In injury cases, general damages aim to compensate the victim for mental or physical pain and suffering, inconvenience, loss of quality of life, or other “intangibles.” Because these damages cannot easily be quantified in monetary terms, the jury (or judge in a bench trial) is tasked with assessing and awarding them. Louisiana courts have consistently held that “in the assessment of damages, much discretion is left to the judge or jury, and upon appellate review such awards will be disturbed only when there has been a clear abuse of that discretion.” Furthermore, “[i]t is only after articulated analysis of the facts discloses an abuse of discretion, that the award may on appellate review be considered either excessive or insufficient.”
Given this deferential standard, it is relatively rare for a jury’s award of damages to be modified on appeal. Nevertheless, the case of Case v. Shelter Insurance Company, No. 10-302 (La. App. 3d Cir. 2010) offers an example. On May 22, 2006, Patricia Case was driving her car on Oday Road in Loreauville. She came upon a tractor being driven slowly by Barry Frederick, an employee of Burt Oubre Farms. Just as Case pulled into the oncoming lane in an effort to pass the tractor, Frederick began to make a left-hand turn across her path without signaling. The vehicles collided approximately two feet across the center line of Oday Road. Following the accident, Case experienced severe back pain that ultimately required her to undergo a lumbar microdiskectomy and laminectomy in December of 2007. Case filed a lawsuit against Frederick, Oubre Farms, and the farm’s insurance carrier, Shelter Insurance Company.

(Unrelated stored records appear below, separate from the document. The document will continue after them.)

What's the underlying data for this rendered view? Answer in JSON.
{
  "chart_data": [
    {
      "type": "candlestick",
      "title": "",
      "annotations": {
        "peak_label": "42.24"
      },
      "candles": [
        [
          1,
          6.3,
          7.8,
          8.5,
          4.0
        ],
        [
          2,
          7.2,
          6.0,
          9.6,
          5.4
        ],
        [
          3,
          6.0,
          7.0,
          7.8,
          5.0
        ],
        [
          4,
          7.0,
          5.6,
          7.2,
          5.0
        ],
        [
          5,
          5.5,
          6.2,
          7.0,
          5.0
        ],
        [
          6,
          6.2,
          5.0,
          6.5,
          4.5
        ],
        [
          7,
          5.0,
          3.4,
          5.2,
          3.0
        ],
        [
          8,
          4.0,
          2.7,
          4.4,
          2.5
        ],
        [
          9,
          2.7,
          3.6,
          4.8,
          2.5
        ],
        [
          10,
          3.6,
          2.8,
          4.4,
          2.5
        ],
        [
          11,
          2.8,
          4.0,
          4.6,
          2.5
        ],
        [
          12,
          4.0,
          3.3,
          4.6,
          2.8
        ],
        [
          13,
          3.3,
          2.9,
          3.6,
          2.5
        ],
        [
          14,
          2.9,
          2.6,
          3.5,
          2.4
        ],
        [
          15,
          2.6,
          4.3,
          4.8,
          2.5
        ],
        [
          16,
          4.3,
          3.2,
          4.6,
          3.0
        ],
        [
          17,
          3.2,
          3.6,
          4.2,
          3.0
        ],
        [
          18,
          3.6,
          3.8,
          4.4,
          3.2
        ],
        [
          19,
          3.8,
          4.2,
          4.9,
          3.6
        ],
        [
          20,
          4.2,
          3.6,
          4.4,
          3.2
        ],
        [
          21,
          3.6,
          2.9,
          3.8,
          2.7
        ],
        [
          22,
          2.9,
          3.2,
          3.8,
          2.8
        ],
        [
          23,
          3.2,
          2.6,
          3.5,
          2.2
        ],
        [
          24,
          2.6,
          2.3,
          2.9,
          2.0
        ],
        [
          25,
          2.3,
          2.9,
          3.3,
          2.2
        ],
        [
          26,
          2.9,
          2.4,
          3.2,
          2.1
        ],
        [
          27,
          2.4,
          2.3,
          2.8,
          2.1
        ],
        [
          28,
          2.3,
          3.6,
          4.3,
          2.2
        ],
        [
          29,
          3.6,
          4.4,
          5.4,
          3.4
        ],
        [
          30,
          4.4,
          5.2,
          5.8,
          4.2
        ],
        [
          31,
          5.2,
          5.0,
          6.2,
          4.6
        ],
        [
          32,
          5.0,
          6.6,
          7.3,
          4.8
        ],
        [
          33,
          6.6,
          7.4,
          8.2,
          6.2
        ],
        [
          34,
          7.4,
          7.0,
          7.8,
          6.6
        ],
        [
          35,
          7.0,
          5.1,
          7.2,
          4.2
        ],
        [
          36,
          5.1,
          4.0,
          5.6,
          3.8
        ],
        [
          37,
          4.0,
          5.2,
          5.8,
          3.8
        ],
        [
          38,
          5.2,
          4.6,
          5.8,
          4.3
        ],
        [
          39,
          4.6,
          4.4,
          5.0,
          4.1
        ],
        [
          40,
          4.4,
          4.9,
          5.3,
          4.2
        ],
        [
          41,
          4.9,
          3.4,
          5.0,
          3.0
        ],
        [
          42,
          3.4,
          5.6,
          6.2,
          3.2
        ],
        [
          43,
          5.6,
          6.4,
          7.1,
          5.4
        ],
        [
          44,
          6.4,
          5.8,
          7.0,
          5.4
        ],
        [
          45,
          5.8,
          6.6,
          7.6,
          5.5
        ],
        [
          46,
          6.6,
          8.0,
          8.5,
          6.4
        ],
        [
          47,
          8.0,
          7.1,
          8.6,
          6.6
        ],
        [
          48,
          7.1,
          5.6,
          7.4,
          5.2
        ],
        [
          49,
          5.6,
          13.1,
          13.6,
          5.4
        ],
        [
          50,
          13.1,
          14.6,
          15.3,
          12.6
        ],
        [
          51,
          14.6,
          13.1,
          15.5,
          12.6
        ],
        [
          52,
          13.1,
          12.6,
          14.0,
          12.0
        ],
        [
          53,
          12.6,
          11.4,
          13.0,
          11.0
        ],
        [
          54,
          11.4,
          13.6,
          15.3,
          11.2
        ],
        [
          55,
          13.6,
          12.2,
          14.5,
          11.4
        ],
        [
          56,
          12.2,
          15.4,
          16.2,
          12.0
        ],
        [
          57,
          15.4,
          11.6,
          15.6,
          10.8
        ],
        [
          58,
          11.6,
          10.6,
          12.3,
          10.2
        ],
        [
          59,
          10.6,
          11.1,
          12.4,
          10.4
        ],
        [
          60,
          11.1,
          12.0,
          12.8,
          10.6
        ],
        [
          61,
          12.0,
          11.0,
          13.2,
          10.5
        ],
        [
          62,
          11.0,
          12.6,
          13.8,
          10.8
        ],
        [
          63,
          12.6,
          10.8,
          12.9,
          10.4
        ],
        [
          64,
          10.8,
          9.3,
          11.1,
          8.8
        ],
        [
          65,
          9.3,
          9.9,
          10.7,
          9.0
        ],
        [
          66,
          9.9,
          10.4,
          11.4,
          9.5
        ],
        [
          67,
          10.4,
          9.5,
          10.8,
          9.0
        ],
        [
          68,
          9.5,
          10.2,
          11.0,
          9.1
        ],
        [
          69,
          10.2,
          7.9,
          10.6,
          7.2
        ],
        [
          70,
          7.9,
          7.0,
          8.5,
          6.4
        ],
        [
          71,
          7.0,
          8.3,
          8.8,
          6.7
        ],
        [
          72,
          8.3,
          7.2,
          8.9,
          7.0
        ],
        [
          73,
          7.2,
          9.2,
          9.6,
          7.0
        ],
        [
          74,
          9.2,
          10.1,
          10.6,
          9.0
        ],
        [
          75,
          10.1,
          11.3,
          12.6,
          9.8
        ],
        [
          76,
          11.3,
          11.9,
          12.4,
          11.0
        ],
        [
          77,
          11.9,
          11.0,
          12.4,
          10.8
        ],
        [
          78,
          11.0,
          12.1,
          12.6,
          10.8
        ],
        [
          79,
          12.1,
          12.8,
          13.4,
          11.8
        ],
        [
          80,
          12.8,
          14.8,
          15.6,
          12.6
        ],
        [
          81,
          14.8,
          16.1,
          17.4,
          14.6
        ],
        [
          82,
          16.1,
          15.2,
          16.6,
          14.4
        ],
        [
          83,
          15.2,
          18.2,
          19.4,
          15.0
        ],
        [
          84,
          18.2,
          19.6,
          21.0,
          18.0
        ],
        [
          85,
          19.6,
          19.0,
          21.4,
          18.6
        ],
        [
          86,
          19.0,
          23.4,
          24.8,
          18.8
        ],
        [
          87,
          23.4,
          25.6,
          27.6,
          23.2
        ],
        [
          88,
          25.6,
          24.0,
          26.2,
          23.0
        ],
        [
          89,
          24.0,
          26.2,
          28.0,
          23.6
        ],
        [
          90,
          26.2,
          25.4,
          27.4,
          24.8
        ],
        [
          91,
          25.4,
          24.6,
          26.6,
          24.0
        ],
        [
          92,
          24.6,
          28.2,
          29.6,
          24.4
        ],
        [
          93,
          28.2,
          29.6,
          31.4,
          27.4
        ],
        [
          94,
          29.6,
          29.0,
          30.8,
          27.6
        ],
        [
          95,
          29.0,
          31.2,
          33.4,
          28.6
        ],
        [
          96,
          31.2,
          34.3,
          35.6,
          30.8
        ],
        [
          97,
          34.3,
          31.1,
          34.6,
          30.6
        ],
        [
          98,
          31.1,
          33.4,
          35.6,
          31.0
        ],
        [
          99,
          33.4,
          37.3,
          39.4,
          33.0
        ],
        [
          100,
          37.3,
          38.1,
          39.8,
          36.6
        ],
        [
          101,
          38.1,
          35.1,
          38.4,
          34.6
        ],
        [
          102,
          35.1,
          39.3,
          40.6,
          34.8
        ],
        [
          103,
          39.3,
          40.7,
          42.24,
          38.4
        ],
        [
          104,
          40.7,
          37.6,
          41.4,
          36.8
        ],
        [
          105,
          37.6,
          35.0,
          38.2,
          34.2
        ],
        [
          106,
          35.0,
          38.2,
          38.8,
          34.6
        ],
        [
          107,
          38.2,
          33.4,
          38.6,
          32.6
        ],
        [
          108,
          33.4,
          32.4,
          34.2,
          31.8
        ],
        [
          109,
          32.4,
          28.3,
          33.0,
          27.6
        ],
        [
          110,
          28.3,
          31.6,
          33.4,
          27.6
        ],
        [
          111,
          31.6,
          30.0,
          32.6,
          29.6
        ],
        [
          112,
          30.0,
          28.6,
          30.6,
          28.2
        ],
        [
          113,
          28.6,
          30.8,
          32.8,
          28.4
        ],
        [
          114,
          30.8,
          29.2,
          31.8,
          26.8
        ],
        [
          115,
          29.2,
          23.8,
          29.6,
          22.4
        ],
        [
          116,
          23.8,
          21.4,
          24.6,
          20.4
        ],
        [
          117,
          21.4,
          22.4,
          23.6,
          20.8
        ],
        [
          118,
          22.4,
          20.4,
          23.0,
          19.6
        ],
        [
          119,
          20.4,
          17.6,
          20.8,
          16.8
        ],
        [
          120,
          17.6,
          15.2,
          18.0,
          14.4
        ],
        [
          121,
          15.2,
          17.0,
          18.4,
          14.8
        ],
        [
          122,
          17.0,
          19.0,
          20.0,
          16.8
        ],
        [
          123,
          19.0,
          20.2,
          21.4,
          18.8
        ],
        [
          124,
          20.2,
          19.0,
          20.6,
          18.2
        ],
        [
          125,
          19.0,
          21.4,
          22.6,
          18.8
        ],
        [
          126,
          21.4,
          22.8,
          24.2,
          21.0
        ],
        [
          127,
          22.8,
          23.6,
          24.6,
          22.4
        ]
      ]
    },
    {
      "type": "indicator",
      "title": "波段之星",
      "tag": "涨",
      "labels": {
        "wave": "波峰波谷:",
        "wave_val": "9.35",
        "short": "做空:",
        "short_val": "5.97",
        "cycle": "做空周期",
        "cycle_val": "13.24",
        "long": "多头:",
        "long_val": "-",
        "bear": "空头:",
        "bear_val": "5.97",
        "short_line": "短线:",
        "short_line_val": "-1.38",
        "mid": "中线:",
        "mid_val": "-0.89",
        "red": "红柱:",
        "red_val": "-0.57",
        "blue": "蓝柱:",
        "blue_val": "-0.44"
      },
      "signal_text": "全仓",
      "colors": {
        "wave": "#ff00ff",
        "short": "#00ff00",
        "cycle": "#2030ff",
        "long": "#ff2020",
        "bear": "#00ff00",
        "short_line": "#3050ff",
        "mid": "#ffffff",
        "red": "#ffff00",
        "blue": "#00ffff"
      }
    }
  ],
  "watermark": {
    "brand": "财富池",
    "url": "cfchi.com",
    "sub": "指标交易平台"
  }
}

At trial, the jury found Case 25 percent and Frederick 75 percent comparatively negligent and awarded Case $49,999.98 in general damages. Case appealed this judgment, arguing that the jury improperly found her negligent and that the general damages award was insufficient.
On appeal, the Third Circuit quickly dispensed with Case’s argument concerning liability, holding that the jury did not commit “manifest error” in reaching its conclusion. Next, turning to the issue of the damages award, the court applied the abuse of discretion standard. The court examined the extent and severity of Case’s injuries and reviewed the various cases relied upon by Case to substantiate that the jury’s award was “abusively low.” Despite the good recovery Case had made by the time of the trial, the court nevertheless found that “when considering the record as a whole, we are required to find the award of $49,999.98 in general damages below the range of the jury’s discretion.” The court referred to its prior decision in Este v. State Farm Insurance Company, 676 So.2d 850 (La. App. 3d Cir. 1996), where it held that “an award of $75,000 was the lowest amount within the court’s discretion for the aggravation of a pre-existing, asymptomatic, spondylosis and bulging disk that did not warrant surgery.” Thus, the court reasoned, “[i]f a simple bulging disk and aggravation of an asymptomatic spondylosis can be awarded a minimum of $75,000 in general damages, an active herniation of a disk with surgical intervention warrants a general damage award of $100,000.00; any amount below that would be considered an abuse of the jury’s vast discretion.” Accordingly, the court amended the jury’s damages award to $100,000.
The Third Circuit’s decision to increase Case’s general damages award was based on a very detailed review of the facts and a comparison to existing case law on the issue of general damages awards for back injuries to Cases’s circumstances. Nothing less persuasive than this favorable combination of both facts and law is likely to convince an appellate court that a jury has abused its discretion in setting a general damages award.
If you have been injured in an auto accident, call the Berniard Law Firm today toll-free at 1-866-574-8005 and speak with a trial lawyer who can help you get the recovery you deserve.